“We need to tax the wealthy more. We need to increase taxes on those wealthy individuals and those wealthy and profitable corporations that have rigged the system in their favor. And that is a winning message.”
These words were uttered this week by Sen. Mike Tipping (D-Penobscot) in support of a pair of bills in the Tax Committee that would substantially increase income taxes on hardworking Mainers.
One of the bills, LD 843, would increase Maine’s top income tax rate to 11.15% on the so-called “wealthy,” those who earn more than $125,000. Such measures would cripple Maine’s small business economy.
Tipping’s “eat the rich” mentality epitomizes everything that is wrong with Maine. We’re the oldest state in the nation. We continually export our youth. Every major study that ranks business climate or competitiveness puts Maine at the bottom of the pack.
You can’t incentivize young, talented professionals to settle in your state when the cost of living is as high as it is in Maine. We’re home to one of the top-10 highest state and local tax burdens in the country. For people who earn $100,000 annually or less, Maine already enforces the highest marginal income tax rate in New England. Our corporate tax rate of 8.93% is the sixth highest in the nation.
There is no lack of taxes in Maine – we have plenty of them. Even more unnecessary regulations, too. The problem isn’t a lack of resources, but rather lawmakers who have an insatiable appetite for spending your money. Government can’t be all things to all people all the time. Government has to set its priorities and spend accordingly.
That’s not what the record shows Maine has been doing, however.
Gov. Janet Mills has overseen a multi-billion-dollar expansion of state government. She and her party have no appetite to cut taxes despite record tax revenues. State government coffers have never been more flush with cash. Yet amid persistent inflation and economic uncertainty, no effort has been made to meaningfully help Maine people who are struggling to make ends meet.
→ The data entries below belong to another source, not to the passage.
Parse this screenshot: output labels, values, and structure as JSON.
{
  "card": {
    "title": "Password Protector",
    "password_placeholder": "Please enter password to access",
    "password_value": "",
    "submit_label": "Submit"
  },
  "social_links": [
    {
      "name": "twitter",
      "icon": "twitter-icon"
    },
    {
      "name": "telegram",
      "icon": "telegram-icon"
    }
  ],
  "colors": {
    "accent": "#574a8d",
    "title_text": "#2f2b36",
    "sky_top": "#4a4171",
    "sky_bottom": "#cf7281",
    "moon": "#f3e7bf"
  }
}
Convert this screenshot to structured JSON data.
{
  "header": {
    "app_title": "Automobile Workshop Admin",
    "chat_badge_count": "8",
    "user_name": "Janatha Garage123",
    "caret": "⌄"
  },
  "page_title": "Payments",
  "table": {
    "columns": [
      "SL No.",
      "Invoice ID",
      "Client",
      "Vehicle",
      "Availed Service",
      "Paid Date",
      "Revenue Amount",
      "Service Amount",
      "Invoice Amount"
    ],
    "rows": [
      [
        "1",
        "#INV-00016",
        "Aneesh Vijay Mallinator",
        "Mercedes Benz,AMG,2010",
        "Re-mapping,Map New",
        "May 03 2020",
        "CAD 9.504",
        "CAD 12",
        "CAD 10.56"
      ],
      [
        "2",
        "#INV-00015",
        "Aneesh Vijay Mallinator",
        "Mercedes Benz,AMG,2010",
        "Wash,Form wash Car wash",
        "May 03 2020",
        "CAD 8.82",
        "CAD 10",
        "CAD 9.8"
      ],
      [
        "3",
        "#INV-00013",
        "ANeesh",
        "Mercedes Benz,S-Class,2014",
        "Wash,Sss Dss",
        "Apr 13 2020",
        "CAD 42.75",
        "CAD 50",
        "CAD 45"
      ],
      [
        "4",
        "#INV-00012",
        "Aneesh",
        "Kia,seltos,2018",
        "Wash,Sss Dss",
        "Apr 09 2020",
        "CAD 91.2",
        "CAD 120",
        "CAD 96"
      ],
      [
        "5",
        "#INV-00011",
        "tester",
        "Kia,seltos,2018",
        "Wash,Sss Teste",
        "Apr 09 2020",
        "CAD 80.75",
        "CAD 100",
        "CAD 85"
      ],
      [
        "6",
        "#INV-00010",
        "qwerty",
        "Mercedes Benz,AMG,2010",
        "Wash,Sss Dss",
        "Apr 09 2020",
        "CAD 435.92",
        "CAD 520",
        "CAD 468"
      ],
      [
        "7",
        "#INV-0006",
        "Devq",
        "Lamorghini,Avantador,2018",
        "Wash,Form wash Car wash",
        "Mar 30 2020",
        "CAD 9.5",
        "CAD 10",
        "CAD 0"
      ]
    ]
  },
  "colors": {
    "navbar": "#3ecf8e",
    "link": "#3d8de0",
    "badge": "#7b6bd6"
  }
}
The best the governor and legislature can do is one-time checks during election years — serious, structural reform to the tax code to offer lasting relief into the future.
The ideology espoused by Sen. Tipping this week is exactly how Maine got into the mess it finds itself in today. The best way to attract young, talented workers and grow the economy is to take less from productive people and reduce government spending.
It’s really that simple.
DISCLOSURE: Jacob Posik is the Communications Director for the Maine Policy Institute, a 501(c)3 think tank that advocates for free markets. The Maine Wire is a project of the Maine Policy Institute.